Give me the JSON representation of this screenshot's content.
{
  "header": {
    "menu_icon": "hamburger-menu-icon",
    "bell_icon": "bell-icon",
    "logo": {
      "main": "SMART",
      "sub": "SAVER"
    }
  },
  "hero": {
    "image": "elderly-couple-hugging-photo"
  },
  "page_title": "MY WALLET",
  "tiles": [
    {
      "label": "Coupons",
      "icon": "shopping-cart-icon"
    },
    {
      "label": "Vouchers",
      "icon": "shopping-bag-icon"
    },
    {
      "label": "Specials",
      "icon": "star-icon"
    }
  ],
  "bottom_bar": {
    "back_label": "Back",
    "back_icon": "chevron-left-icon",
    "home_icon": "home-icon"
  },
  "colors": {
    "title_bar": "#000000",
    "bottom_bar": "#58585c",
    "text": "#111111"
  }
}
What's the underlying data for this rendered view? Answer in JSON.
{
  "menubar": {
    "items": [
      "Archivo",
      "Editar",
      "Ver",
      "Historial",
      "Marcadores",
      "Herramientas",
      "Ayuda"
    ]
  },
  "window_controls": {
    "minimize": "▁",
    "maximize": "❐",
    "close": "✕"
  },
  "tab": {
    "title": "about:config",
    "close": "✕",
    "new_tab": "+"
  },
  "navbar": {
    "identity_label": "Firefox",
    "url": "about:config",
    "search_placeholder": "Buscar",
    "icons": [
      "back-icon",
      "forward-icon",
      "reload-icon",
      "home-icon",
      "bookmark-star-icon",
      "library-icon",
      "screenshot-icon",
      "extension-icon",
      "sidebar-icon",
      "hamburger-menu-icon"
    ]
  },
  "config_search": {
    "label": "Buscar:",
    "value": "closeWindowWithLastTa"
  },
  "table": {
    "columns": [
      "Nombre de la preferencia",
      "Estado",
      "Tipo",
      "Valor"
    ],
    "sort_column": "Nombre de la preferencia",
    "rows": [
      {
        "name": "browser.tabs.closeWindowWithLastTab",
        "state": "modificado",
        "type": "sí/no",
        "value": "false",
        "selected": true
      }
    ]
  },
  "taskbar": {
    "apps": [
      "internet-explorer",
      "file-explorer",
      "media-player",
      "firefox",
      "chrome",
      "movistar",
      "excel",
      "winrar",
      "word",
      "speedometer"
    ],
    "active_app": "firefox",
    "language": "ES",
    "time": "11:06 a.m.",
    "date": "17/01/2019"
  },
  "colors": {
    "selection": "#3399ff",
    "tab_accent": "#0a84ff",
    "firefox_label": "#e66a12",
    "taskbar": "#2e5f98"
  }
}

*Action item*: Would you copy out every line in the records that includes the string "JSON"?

*Task result*:
Give me the JSON representation of this screenshot's content.
What's the underlying data for this rendered view? Answer in JSON.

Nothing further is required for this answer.